[¶30] The majority weighs policy options to select what this Court deems the more appropriate rule of law for our state. But that normally is a legislative function. See McAllister v. McAllister, 2010 ND 40, ¶ 35, 779 N.W.2d 652 (Crothers, J., specially concurring) (noting the legislature is the policy setting branch of government with procedures allowing it to do studies, gather evidence, hold hearings, and come to a decision after public input and debate) (citations omitted). Of course, not all court determination of public policy is improper. Occasionally the judiciary is required to ascertain or predict policy to decide a pending case to fill a gap left by the legislature or to fully develop a rule of law. See Downtowner, Inc. v. Acrometal Products, Inc., 347 N.W.2d 118, 124 (N.D. 1984). However, that is not the present situation. Here, Herring's claims would be barred under any of the four rules of law considered by the majority. Therefore, summary judgment properly was granted because defendants have no liability under any of the policy choices considered by the Court.

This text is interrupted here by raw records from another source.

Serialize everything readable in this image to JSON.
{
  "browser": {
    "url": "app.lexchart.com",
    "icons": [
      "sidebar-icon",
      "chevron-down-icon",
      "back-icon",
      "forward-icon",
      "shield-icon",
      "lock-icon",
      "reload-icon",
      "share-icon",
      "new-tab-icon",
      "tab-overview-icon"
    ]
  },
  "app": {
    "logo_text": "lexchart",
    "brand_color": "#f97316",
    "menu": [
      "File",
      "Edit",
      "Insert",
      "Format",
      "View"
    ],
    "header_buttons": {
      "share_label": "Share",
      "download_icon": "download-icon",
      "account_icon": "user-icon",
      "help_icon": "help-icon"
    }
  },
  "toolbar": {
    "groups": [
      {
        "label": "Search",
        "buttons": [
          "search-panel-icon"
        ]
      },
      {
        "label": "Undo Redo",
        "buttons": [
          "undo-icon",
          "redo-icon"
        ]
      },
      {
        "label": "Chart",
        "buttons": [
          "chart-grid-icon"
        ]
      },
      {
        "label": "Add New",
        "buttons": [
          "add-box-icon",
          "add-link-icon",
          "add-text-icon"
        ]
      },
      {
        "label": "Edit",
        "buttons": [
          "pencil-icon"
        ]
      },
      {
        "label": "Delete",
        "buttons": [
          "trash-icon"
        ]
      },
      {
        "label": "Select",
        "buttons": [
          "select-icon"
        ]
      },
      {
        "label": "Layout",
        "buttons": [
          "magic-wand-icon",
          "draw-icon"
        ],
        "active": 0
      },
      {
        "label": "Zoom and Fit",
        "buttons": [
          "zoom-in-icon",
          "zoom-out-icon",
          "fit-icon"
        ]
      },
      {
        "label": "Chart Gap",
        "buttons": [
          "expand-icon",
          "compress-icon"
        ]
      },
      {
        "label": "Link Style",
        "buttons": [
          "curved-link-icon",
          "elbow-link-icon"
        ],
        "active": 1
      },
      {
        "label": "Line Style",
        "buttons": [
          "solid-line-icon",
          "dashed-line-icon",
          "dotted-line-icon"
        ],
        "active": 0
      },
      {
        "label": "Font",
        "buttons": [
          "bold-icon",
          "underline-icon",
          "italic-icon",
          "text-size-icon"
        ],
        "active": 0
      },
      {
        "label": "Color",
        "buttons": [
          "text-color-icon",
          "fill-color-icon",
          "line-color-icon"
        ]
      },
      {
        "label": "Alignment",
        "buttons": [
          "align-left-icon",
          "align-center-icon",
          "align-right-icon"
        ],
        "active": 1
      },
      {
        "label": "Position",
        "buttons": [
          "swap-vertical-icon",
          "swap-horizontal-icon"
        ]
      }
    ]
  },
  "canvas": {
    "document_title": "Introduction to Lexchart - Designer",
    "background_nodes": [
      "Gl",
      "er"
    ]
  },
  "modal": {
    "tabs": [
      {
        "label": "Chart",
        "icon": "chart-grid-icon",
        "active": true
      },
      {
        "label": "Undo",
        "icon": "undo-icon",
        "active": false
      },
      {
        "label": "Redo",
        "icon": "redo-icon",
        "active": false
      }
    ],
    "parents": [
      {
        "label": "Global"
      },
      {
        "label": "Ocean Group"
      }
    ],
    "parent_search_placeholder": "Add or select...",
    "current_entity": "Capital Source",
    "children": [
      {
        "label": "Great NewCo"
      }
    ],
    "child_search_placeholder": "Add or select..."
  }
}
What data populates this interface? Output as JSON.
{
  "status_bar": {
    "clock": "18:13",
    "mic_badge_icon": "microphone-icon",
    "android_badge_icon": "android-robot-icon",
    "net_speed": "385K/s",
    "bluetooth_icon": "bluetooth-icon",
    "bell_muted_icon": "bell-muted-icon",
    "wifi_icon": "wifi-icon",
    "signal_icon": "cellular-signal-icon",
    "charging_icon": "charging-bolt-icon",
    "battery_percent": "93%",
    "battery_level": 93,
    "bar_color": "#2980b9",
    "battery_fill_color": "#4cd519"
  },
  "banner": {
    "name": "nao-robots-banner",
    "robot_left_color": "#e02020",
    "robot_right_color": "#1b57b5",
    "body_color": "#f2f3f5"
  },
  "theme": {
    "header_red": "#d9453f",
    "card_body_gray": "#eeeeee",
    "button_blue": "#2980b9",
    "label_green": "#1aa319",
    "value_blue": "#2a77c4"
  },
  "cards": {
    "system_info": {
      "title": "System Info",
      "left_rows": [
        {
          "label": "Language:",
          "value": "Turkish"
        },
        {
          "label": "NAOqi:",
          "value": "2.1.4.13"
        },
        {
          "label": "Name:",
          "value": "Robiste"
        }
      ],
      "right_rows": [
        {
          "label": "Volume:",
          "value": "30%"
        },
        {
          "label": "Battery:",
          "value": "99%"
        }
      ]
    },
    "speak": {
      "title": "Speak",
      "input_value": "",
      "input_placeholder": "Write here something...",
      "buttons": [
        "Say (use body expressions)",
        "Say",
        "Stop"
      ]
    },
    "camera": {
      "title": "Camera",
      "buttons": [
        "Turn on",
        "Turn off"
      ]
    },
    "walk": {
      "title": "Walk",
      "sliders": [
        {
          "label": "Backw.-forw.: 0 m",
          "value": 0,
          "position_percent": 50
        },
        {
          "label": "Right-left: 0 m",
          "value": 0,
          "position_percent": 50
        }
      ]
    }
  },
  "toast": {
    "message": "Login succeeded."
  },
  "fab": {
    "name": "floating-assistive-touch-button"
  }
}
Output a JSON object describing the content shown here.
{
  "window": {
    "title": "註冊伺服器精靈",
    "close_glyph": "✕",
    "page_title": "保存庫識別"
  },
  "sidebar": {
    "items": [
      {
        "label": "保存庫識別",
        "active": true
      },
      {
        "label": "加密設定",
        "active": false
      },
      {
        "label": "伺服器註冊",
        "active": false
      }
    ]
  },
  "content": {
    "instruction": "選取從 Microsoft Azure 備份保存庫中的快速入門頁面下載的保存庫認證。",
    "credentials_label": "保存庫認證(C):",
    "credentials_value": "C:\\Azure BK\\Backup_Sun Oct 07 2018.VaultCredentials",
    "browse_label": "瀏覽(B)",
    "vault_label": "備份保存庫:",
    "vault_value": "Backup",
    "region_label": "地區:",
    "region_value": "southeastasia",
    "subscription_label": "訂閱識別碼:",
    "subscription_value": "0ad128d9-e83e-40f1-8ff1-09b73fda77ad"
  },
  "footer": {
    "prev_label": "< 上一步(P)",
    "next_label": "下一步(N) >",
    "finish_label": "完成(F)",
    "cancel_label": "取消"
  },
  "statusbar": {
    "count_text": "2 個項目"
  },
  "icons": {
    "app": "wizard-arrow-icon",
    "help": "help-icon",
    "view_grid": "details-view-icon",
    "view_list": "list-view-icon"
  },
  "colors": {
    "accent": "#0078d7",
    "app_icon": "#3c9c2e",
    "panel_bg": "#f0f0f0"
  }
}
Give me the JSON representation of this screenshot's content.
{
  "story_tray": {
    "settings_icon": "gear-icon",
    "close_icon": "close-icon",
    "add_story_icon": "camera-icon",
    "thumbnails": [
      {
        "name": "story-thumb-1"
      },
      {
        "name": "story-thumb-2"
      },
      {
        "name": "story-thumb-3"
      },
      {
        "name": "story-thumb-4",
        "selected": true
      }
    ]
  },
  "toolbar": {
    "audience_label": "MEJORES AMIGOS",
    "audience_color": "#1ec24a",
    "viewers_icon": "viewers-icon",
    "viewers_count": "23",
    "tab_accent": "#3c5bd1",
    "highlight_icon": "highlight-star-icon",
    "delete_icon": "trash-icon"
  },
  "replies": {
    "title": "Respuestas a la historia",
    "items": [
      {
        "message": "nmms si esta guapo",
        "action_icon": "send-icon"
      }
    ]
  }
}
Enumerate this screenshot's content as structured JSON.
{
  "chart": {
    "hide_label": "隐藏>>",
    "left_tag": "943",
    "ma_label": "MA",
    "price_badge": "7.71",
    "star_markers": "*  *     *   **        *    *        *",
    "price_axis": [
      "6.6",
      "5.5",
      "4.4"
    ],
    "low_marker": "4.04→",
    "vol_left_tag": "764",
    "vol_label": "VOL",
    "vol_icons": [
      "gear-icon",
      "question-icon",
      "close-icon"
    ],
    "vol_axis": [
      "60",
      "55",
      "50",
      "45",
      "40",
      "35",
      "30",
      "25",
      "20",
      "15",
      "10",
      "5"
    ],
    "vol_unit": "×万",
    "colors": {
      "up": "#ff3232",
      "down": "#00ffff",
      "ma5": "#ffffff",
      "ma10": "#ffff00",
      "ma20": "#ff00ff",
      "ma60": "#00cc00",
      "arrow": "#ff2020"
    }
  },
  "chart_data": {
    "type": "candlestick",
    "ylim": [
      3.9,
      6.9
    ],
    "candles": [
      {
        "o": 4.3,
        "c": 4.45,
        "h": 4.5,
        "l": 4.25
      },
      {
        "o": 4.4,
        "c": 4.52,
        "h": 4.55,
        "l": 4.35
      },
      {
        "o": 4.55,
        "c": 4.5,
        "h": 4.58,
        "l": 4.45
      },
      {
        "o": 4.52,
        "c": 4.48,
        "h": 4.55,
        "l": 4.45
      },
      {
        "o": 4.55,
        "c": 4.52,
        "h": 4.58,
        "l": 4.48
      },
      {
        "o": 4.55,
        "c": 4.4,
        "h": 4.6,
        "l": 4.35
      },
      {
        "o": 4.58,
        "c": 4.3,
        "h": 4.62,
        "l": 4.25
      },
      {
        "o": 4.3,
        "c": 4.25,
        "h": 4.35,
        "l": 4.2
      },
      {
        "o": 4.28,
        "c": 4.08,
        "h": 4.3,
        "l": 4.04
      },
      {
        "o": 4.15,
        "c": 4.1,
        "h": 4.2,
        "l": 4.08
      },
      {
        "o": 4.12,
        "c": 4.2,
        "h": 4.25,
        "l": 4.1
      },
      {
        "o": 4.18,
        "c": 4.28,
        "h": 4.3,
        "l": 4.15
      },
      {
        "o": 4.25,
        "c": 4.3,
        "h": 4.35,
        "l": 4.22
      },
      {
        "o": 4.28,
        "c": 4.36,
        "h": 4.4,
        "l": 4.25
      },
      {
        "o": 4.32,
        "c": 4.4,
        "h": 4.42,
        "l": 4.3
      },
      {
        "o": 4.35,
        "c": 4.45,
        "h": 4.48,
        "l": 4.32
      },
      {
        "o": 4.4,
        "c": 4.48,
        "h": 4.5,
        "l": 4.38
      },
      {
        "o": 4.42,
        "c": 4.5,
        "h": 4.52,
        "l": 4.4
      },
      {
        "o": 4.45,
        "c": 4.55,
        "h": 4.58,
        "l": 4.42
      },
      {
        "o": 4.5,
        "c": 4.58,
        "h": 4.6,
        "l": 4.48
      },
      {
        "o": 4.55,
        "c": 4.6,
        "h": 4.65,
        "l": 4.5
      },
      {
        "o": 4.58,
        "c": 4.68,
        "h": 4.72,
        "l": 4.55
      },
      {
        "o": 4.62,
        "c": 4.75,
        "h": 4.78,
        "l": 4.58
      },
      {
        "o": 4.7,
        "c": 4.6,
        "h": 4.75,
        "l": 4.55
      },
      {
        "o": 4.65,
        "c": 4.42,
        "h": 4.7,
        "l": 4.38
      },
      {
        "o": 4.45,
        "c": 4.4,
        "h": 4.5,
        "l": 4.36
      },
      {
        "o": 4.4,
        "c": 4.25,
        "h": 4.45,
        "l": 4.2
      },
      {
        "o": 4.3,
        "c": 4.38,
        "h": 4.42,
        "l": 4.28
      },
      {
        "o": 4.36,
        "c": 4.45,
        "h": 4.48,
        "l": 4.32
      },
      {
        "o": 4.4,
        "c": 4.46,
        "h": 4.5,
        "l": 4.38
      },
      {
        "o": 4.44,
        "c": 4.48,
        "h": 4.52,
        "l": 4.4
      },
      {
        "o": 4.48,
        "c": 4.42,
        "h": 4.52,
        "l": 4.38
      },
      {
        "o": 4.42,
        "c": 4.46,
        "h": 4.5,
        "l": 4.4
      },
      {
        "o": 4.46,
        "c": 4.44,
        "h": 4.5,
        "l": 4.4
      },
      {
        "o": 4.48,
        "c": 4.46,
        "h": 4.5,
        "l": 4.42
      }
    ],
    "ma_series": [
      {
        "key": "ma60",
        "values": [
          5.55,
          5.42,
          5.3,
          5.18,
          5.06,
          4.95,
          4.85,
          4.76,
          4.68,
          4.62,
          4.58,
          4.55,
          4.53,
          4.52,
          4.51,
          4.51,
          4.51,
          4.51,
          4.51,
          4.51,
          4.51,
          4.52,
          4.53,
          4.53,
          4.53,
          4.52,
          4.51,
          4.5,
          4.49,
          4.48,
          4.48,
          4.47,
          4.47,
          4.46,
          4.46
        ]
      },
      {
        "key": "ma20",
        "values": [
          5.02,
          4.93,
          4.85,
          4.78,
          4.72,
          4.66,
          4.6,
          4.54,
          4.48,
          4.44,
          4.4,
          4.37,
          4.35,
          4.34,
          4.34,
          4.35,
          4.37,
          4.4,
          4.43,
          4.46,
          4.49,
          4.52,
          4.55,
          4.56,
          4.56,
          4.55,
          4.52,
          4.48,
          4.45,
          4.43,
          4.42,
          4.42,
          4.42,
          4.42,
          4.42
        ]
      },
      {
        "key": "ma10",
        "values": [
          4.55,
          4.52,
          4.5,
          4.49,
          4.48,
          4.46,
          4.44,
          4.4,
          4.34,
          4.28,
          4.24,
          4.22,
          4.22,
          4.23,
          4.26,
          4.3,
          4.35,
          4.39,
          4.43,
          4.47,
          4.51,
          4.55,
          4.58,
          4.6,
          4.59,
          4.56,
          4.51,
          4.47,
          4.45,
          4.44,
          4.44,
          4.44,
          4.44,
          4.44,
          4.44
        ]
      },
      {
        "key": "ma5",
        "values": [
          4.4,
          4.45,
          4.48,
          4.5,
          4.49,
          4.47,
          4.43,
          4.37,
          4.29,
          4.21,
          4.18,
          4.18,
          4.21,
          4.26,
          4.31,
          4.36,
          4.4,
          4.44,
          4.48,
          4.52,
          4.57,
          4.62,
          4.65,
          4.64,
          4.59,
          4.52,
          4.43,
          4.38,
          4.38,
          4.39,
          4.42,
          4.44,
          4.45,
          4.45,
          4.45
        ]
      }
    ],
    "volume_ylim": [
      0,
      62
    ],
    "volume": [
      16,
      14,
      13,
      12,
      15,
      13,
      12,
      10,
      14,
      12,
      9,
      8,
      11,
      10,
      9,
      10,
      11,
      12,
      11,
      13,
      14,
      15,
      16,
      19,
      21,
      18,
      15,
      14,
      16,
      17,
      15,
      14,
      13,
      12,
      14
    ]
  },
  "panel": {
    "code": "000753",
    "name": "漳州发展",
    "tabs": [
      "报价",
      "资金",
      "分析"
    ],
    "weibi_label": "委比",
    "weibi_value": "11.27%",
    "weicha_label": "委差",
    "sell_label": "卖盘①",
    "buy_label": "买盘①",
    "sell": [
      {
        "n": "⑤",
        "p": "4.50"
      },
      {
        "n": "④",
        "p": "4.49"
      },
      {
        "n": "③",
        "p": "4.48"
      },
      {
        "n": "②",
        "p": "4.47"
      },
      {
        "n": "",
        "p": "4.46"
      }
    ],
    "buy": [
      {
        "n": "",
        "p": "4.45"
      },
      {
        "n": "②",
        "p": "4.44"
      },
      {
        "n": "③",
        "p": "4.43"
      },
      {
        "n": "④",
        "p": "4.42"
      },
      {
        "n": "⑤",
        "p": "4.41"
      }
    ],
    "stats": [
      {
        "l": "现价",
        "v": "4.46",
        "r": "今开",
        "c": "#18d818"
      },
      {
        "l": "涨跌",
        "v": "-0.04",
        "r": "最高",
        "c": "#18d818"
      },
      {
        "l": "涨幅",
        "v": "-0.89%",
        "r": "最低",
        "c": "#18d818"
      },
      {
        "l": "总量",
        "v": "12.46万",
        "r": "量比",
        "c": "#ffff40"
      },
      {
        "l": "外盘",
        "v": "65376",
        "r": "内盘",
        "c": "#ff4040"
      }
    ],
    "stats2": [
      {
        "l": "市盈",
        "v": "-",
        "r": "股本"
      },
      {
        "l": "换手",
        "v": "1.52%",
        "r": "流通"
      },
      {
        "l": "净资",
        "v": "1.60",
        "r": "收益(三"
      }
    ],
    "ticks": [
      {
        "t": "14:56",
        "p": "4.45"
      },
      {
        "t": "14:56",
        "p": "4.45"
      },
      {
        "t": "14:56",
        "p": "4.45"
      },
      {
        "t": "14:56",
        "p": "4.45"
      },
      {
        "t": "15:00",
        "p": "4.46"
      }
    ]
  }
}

[¶31] The Massachusetts rule imposes no landowner liability for encroaching branches or roots. Majority opinion at ¶ 9. The Hawaii rule selected by the Court bars tree owner liability for "dropping leaves, flowers, or fruit." Majority opinion at ¶ 10. The Restatement rule imposes liability for planted but not for naturally growing trees. Majority opinion at ¶ 11. The Virginia rule would impose liability for maintenance of a noxious tree causing sensible injury. Majority opinion at ¶ 12. All four of the liability rules permit adjacent landowners to exercise self-help to protect their property. Majority opinion at ¶ 13.
[¶32] Herring claims water backup and infiltration resulting from leaves and twigs accumulating on his roof and plugging downspouts and gutters caused damages to his building roof and walls. Majority opinion at ¶ 3. The defendants moved for summary judgment, thereby putting Herring to his proof. Our rule is well settled that "[t]he party resisting a motion for summary judgment must present competent admissible evidence which raises an issue of material fact." Klimple v. Bahl, 2007 ND 13, ¶ 4, 727 N.W.2d 256. Yet, at summary judgment, Herring presented no competent, admissible evidence on the age or history of the offending tree, whether his building preceded the tree's existence, whether the tree was planted or grew naturally or whether the tree is "noxious." Herring thus failed to establish a triable issue of fact on defendant's liability under any of the legal theories contemplated by the Court.
[¶33] Herring's complaint also alleged damage to the building from physical contact by tree branches. See Majority opinion at ¶ 3. Herring had an obligation on summary judgment to present evidence of defendants' liability and Herring's damages. Klimple, 2007 ND 13, ¶ 4, 727 N.W.2d 256. Herring's affidavit opposing summary judgment mentions branches scraping against the roof and side of the building, pushing "rock and asphalt pieces off the roof." But again, the record is devoid of evidence regarding compensable damage from contact by the tree. Rather, Herring only produced evidence supporting his contention that damage to his roof, walls and fascia was due to ice dams and overflow of blocked gutters and downspouts. Majority opinion at ¶ 3. Herring therefore failed as a matter of law to show building damage from branches contacting the building, and this Court proceeding to announce a legal theory of recovery is unnecessary.
[¶34] Finally, Herring claims entitlement to relief because of defendants' negligence, maintenance of a nuisance and civil trespass. Majority opinion at ¶ 1. For those claims, Herring's fault must be compared to defendants' fault. See N.D.C.C. §§ 32-03.2-01 and 32-03.2-02. Regarding Herring's claim of building damage by physical contact by tree branches, the duty to avoid damages, the opportunity for self-help and the evidence showing Herring previously exercised self-help to trim the tree likely would bar Herring's recovery as a matter of law. On this basis as well, the Court's decision is unnecessary and summary judgment should be affirmed.
|[¶35]|| Daniel J. Crothers|
Dale V. Sandstrom